#### Task:
Find all lines in the records that include the word "title", and copy them out.
+--
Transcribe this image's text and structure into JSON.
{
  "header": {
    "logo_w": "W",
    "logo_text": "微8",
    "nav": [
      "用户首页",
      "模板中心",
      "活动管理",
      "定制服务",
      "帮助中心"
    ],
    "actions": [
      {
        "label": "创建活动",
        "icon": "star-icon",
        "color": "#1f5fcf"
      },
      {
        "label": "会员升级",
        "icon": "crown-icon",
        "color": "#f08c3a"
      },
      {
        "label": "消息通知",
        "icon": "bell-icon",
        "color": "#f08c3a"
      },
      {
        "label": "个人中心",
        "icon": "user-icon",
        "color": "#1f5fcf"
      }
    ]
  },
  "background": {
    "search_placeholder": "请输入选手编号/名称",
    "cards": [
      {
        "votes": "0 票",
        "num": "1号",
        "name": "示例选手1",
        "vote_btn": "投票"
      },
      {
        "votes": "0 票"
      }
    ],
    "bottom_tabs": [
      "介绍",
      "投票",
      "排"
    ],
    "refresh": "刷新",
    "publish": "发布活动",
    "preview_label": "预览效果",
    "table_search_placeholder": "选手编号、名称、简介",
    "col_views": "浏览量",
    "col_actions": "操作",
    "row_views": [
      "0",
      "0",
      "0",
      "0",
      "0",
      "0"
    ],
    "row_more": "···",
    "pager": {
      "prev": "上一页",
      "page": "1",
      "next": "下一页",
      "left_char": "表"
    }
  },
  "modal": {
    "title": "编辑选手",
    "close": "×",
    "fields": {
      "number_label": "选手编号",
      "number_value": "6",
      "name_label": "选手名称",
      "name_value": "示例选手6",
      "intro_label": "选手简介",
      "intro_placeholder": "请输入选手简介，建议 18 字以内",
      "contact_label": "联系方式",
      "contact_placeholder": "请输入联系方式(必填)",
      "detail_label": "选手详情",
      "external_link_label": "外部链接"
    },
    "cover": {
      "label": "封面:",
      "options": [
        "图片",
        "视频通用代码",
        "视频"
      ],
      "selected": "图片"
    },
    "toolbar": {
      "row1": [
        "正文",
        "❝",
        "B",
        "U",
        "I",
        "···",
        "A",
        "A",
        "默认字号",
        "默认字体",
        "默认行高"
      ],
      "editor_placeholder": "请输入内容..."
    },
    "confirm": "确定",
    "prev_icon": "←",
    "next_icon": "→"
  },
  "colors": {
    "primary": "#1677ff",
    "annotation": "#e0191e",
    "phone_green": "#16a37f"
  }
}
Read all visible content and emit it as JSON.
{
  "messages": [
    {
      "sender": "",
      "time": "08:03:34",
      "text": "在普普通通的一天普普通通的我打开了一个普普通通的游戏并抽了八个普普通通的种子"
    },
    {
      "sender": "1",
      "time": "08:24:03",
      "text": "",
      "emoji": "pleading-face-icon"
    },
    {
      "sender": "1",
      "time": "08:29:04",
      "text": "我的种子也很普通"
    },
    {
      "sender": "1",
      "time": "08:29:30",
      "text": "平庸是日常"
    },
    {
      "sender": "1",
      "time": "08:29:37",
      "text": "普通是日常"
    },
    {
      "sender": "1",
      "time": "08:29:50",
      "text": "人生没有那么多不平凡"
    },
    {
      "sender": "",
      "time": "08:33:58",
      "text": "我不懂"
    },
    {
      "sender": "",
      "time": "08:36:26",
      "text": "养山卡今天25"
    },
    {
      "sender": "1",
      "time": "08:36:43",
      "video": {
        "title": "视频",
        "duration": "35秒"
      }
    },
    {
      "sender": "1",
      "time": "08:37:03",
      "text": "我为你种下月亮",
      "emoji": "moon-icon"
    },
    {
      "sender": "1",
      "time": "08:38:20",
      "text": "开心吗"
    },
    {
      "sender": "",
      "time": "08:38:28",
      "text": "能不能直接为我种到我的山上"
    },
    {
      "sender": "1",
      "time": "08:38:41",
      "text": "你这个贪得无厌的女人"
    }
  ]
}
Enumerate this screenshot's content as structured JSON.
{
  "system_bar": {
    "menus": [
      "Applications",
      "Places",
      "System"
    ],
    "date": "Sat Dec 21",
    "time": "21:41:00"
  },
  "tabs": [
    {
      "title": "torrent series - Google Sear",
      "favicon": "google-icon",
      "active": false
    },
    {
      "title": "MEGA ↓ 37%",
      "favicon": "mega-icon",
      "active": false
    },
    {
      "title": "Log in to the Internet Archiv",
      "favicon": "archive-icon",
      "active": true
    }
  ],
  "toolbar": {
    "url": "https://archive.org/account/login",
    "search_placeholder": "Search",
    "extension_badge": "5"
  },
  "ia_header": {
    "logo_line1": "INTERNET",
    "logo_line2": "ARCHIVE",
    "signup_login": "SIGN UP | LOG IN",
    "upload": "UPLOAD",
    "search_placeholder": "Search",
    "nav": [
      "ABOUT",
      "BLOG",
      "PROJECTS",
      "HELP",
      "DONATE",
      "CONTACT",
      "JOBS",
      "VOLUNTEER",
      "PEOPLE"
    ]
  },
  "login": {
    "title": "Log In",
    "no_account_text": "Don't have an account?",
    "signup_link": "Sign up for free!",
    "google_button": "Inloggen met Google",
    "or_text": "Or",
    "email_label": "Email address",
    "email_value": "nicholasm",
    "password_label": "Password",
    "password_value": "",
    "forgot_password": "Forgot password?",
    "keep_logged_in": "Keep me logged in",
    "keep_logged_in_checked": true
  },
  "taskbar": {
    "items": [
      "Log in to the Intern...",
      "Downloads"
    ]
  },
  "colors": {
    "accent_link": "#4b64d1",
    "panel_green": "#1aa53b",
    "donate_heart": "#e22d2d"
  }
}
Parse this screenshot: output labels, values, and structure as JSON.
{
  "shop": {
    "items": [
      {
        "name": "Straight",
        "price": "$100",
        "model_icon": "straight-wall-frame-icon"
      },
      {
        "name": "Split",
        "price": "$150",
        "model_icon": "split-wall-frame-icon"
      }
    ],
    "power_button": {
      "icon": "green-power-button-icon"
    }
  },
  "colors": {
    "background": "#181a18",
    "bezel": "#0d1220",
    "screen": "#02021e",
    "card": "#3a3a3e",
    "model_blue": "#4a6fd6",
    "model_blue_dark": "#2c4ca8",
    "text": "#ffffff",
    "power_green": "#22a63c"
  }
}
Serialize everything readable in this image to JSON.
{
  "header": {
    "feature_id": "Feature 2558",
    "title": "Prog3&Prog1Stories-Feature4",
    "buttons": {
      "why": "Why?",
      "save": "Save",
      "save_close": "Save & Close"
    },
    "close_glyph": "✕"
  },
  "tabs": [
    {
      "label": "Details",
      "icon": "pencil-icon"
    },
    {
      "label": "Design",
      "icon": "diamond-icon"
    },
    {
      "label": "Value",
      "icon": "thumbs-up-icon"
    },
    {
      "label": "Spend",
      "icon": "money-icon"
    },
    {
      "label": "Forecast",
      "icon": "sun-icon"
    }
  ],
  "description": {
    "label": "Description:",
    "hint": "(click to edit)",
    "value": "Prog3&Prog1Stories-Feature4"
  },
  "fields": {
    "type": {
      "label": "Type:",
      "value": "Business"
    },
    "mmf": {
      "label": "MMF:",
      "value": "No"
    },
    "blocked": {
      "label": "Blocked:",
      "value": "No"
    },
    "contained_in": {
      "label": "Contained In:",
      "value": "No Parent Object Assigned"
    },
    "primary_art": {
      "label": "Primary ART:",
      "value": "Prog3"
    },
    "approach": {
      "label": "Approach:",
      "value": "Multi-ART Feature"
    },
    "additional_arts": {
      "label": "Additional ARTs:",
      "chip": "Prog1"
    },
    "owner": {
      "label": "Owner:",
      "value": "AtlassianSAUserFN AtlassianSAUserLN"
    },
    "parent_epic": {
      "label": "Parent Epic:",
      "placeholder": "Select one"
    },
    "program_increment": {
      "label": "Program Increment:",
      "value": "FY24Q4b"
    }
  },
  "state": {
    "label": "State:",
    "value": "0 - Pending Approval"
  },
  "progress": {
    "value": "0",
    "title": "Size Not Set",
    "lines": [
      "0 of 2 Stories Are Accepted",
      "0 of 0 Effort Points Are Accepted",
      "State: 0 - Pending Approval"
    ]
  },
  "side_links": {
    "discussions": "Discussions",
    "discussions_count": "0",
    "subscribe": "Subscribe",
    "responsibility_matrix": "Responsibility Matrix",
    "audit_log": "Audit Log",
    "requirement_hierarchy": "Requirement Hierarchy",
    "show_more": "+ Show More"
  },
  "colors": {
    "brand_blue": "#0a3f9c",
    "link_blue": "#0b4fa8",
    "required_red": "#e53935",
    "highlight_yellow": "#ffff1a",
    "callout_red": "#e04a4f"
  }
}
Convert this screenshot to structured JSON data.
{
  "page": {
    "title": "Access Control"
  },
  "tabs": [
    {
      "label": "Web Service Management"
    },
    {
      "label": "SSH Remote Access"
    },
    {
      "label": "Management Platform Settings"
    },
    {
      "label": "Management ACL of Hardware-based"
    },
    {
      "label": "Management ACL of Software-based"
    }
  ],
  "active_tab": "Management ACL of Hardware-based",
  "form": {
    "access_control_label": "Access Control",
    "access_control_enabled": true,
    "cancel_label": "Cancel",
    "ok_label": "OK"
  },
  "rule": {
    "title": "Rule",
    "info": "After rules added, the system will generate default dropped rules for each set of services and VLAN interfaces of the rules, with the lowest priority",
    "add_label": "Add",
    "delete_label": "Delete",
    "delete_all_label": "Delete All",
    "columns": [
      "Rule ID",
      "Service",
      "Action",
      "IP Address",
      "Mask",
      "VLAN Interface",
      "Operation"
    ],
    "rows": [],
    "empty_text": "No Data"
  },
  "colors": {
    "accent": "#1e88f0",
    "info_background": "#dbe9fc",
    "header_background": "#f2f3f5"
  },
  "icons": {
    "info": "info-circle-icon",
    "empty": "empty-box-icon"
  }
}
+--
#### Solved problem:
    "title": "编辑选手",
        "title": "视频",
      "title": "torrent series - Google Sear",
      "title": "MEGA ↓ 37%",
      "title": "Log in to the Internet Archiv",
    "title": "Log In",
    "title": "Prog3&Prog1Stories-Feature4",
    "title": "Size Not Set",
    "title": "Access Control"
    "title": "Rule",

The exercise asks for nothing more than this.